Defending the institution of marriage can be a lonely, if not dangerous, task in Santa Cruz, Calif., but it is one that alumna Anne Breiling (’02) has taken on with confidence. In a recent op-ed in the Santa Cruz Sentinel, Miss Breiling presents a thoughtful case for “maintaining the definition of marriage as between one man and one woman, sans hate”:
I myself reserve the right to express a matrimonial [its roots in mater, mother] union of a man and a woman as simply distinct from partnerships of a man and a man, or a woman and a woman, on a purely existential level, in its normative and unique capacity for creating and nurturing new life, its very telos within the larger society.
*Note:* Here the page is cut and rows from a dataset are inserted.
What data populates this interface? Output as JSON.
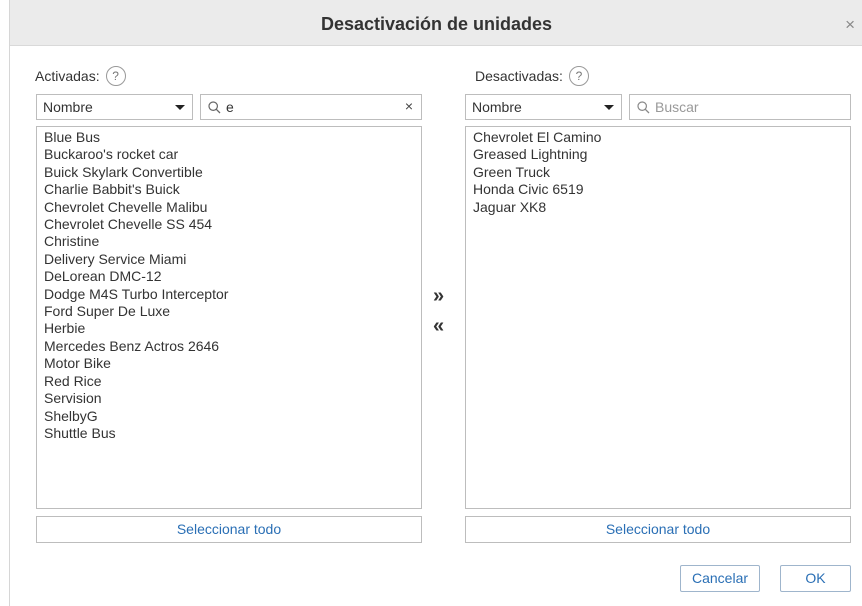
{
  "dialog": {
    "title": "Desactivación de unidades",
    "close_glyph": "×"
  },
  "left": {
    "label": "Activadas:",
    "help_glyph": "?",
    "sort_value": "Nombre",
    "search_value": "e",
    "clear_glyph": "×",
    "items": [
      "Blue Bus",
      "Buckaroo's rocket car",
      "Buick Skylark Convertible",
      "Charlie Babbit's Buick",
      "Chevrolet Chevelle Malibu",
      "Chevrolet Chevelle SS 454",
      "Christine",
      "Delivery Service Miami",
      "DeLorean DMC-12",
      "Dodge M4S Turbo Interceptor",
      "Ford Super De Luxe",
      "Herbie",
      "Mercedes Benz Actros 2646",
      "Motor Bike",
      "Red Rice",
      "Servision",
      "ShelbyG",
      "Shuttle Bus"
    ],
    "select_all_label": "Seleccionar todo"
  },
  "right": {
    "label": "Desactivadas:",
    "help_glyph": "?",
    "sort_value": "Nombre",
    "search_placeholder": "Buscar",
    "items": [
      "Chevrolet El Camino",
      "Greased Lightning",
      "Green Truck",
      "Honda Civic 6519",
      "Jaguar XK8"
    ],
    "select_all_label": "Seleccionar todo"
  },
  "transfer": {
    "move_right_glyph": "»",
    "move_left_glyph": "«"
  },
  "footer": {
    "cancel_label": "Cancelar",
    "ok_label": "OK"
  }
}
This is not a moral but an ontological judgment, that is, one of being as such.
I have no doubt there is genuine love involved in homosexual partnerships, and no question that faithful commitments by any persons ought not to be hindered by society; and yet there is a distinction here, one in the very fabric of nature, the denial of which I and many others [a majority of Californians it turned out] truly believe has serious implications for the long-term health and stability of society.
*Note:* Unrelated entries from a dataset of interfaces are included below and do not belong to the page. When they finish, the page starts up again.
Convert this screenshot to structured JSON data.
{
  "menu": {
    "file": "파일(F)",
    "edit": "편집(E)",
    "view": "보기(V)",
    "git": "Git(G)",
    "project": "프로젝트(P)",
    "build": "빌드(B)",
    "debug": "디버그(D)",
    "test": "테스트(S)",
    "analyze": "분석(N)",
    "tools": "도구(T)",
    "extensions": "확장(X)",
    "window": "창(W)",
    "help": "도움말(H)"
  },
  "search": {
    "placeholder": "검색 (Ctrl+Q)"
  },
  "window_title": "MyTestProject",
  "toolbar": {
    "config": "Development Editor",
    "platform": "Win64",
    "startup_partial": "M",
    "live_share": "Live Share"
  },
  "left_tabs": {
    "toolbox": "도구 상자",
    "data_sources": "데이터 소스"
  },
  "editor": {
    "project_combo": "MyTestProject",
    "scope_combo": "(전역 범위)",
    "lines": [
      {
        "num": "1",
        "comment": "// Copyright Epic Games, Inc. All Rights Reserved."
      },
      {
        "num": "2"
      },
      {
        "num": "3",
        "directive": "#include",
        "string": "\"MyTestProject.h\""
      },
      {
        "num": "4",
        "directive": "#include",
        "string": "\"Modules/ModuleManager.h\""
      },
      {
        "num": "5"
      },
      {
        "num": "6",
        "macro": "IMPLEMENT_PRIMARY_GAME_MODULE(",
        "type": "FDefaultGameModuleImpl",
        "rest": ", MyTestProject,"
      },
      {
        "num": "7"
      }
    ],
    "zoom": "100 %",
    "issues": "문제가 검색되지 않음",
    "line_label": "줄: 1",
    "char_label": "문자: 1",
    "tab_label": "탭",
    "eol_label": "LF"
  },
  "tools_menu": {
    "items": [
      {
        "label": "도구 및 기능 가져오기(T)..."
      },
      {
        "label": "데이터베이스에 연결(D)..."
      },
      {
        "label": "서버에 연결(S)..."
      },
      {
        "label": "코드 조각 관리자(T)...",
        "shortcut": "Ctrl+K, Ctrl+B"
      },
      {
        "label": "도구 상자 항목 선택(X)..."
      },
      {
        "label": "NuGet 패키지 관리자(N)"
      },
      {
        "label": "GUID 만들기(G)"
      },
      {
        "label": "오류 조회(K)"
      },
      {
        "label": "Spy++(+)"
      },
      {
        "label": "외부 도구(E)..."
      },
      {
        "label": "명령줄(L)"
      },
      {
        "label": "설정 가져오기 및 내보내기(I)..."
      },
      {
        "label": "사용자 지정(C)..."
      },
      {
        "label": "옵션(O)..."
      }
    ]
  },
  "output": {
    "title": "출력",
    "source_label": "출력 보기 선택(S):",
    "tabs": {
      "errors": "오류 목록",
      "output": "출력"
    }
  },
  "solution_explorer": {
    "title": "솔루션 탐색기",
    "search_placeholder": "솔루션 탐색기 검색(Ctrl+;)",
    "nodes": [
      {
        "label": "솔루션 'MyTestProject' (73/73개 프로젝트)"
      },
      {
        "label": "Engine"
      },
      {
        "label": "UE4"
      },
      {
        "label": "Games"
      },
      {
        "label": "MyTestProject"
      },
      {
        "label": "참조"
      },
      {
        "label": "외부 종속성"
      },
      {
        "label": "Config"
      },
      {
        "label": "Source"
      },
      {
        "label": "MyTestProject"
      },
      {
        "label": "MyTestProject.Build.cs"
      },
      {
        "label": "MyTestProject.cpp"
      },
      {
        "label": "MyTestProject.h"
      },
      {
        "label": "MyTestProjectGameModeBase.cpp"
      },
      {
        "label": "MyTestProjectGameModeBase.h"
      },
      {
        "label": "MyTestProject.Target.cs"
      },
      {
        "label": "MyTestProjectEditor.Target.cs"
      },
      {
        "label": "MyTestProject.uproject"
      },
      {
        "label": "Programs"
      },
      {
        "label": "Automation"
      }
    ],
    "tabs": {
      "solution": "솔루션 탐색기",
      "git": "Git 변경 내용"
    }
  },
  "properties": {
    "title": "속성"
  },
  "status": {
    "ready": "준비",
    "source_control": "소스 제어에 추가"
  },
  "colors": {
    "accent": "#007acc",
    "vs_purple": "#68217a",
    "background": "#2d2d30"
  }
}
Remarkably the column has thus far generated no hateful comments and, Miss Breilling notes, her dispassionate, rational line of argument has even won over an unlikely supporter …
While many Catholics across the country, including numerous Thomas Aquinas College alumnae, have protested the Obama Administration’s HHS mandate by citing religious freedom, others are also challenging it on a more fundamental level. They are questioning not only the federal government’s power to force Catholic employers to provide contraceptives and abortifacients, but also its stated reasons for doing so. “Is it really,” they ask, “in the best interest of women, marriage and family, society, or the environment to promote the use of oral contraceptives and other such medications?”
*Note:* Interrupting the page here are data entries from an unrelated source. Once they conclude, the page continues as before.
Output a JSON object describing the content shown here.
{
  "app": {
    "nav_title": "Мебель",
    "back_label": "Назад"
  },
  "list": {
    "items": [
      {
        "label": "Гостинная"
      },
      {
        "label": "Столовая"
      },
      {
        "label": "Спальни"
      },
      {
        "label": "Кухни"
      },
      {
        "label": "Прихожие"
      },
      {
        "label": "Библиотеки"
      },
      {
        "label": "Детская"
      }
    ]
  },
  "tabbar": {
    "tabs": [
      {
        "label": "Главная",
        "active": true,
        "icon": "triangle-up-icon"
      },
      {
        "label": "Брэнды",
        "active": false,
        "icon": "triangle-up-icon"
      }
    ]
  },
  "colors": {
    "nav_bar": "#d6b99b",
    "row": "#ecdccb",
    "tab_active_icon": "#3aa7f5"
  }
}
No, says Dr. Pia de Solenni, an ethicist, theologian, member of the Thomas Aquinas College Class of 1993, and recipient of the 2001 Pontifical Prize of the Academies. Last Saturday Dr. de Solenni spoke at The Pill Kills 2012, a national symposium held in Washington, D.C., and sponsored by the American Life League and 30 other pro-life groups. Presenting the teachings of the Church, Dr. de Solenni drew on references ranging from popular culture to St. Thomas Aquinas, noting how modern conceptions of love and sexuality are inherently truncated and unfulfilling.
“All of our cultural references, and all of our examples of ‘chick lit’ — from Bridget Jones to Sex and the City to Bridesmaids — they’re all manifesting a deep dissatisfaction, a sense that you have to do things this way because that’s the way it’s done. And yet they’re all yearning for something more,” said Dr. de Solenni. “When the Church is looking at sexuality, there is a context here, and it is a context shaped by love. Contraception impedes the sexual act between spouses because it holds back fertility. It’s not a gift of self.”
Dr. de Solenni’s presentation is available in the above video, and the rest of the symposium can be found on the American Life League’s YouTube Channel.
The picture to the right comes from the College’s Facebook page. It depicts three of the College’s newest alumni — Nathan Dunlap (’12), Kellie Schramm (’12), and Noel Bulger (’12) — beside a stack of (almost all of) the great books they read while students in the College’s integrated academic program.
Although they have all completed the same curriculum, these three graduates plan to serve the Church and society in three distinct ways: Mr. Dunlap will be working as an animator, with hopes of one day making films. Miss Schramm will become a teacher for Mother of Divine Grace School, a distance-learning program. And on Commencement Day, Mr. Bulger accepted a commission as an officer in the U.S. Marine Corps.